--- Records shown Enclosed Below ---
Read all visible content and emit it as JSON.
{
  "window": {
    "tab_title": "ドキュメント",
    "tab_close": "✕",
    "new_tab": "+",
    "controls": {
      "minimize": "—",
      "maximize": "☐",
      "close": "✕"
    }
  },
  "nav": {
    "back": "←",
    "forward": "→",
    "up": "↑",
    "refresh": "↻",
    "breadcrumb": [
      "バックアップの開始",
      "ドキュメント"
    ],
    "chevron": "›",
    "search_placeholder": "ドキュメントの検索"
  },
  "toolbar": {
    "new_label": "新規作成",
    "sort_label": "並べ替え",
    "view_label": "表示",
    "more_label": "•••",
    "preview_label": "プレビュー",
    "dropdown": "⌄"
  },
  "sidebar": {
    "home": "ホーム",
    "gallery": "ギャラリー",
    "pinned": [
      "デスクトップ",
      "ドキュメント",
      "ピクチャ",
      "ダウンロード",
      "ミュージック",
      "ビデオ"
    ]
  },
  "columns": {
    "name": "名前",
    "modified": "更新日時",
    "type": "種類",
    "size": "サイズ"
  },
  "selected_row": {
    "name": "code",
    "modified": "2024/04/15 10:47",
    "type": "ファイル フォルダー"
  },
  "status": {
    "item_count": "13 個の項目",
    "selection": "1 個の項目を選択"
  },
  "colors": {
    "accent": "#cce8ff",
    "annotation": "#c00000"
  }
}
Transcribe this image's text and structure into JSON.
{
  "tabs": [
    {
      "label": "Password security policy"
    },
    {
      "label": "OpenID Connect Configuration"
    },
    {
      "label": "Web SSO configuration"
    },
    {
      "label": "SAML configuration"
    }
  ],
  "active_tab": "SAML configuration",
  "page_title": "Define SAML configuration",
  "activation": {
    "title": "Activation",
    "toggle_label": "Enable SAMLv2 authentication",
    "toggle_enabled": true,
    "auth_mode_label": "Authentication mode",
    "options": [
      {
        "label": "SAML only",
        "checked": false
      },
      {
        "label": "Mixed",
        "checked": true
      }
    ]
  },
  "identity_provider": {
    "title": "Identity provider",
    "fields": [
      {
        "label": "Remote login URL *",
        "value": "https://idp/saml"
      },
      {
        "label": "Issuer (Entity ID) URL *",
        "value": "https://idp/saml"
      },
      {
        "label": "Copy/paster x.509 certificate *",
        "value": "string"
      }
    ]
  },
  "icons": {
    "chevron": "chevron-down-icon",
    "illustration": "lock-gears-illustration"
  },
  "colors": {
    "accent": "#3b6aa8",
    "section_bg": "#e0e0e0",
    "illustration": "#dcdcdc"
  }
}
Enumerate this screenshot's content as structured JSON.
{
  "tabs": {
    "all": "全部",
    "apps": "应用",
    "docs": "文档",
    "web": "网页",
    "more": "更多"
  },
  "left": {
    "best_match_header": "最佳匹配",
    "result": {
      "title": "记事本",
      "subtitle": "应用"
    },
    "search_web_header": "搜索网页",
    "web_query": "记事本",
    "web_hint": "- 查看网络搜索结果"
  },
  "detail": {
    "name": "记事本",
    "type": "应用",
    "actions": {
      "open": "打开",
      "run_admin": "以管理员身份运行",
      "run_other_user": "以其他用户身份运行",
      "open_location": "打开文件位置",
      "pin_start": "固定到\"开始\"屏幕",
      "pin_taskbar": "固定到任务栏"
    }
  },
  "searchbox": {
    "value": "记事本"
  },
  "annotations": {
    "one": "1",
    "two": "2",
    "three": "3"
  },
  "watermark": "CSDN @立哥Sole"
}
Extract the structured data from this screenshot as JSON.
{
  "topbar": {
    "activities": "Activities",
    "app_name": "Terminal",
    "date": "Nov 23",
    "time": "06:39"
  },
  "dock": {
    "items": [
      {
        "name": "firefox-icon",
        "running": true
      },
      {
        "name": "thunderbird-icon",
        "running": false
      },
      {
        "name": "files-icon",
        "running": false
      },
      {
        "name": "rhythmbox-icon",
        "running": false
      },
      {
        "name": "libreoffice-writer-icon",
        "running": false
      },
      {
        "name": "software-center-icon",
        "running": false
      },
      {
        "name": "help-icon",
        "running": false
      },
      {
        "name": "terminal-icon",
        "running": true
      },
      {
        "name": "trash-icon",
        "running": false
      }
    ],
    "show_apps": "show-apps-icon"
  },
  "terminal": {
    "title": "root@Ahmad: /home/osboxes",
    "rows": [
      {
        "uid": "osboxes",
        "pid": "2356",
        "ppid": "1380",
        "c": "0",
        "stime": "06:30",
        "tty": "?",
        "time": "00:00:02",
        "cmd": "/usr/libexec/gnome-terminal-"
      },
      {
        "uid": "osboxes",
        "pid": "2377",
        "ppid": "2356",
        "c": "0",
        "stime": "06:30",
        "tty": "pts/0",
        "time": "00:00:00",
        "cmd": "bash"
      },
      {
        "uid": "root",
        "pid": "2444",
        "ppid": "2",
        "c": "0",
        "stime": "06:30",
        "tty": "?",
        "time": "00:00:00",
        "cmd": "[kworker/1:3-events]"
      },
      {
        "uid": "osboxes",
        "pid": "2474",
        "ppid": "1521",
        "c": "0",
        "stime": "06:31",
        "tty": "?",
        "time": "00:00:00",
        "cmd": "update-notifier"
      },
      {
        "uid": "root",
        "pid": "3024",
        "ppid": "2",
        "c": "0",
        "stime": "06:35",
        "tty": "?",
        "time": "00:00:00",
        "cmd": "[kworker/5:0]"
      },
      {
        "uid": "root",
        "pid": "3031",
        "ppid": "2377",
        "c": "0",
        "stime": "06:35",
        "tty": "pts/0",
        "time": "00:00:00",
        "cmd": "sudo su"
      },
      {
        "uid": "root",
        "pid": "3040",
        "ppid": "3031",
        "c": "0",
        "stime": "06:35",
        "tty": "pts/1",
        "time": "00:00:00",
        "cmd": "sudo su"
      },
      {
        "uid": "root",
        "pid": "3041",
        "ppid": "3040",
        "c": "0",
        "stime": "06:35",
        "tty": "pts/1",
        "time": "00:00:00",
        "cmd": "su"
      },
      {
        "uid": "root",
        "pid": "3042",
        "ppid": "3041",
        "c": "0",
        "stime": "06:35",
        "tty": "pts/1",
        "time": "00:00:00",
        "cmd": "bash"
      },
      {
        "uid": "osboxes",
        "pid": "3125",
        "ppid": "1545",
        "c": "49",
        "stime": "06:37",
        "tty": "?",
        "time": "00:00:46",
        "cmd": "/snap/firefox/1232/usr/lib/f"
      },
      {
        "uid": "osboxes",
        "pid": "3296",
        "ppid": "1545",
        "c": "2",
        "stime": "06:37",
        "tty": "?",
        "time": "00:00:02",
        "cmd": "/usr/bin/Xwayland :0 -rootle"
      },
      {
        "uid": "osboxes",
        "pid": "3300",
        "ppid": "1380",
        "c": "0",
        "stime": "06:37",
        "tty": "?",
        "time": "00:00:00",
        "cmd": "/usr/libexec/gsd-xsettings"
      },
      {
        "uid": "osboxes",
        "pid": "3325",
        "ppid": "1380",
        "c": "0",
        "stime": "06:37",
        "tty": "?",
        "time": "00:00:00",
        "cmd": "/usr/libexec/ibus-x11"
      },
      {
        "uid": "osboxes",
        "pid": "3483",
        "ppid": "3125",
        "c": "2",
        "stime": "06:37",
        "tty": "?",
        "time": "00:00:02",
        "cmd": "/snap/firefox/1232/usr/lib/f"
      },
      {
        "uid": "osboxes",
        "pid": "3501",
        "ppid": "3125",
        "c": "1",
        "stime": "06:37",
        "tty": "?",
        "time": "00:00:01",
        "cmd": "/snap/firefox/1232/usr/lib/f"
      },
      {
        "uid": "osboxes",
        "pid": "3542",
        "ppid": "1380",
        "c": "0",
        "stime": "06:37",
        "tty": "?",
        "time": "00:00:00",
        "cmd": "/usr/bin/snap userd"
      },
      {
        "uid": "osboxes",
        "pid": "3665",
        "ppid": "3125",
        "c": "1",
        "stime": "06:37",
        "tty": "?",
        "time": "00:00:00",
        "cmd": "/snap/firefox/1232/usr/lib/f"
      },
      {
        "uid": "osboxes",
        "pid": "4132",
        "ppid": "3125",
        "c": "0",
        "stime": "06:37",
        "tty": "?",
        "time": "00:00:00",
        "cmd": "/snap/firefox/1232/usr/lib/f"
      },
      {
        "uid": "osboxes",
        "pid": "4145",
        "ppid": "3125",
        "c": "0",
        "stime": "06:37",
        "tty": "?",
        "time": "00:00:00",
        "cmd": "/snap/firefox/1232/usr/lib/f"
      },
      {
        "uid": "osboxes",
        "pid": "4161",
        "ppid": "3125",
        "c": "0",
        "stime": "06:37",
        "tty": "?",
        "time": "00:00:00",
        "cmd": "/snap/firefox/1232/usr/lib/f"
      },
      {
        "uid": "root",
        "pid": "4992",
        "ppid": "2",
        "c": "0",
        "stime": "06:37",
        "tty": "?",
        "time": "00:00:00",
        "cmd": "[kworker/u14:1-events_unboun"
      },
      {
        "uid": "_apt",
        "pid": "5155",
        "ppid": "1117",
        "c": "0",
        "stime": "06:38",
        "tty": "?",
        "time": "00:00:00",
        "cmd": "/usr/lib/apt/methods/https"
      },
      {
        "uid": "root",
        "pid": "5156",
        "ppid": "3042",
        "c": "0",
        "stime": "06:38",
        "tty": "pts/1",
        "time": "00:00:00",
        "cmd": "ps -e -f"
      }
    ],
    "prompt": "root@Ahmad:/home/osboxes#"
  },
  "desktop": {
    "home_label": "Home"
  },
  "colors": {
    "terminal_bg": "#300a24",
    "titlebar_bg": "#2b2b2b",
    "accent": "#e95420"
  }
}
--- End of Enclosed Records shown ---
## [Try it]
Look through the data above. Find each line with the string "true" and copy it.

## [Exercise response]
    "toggle_enabled": true,
        "checked": true
        "running": true
        "running": true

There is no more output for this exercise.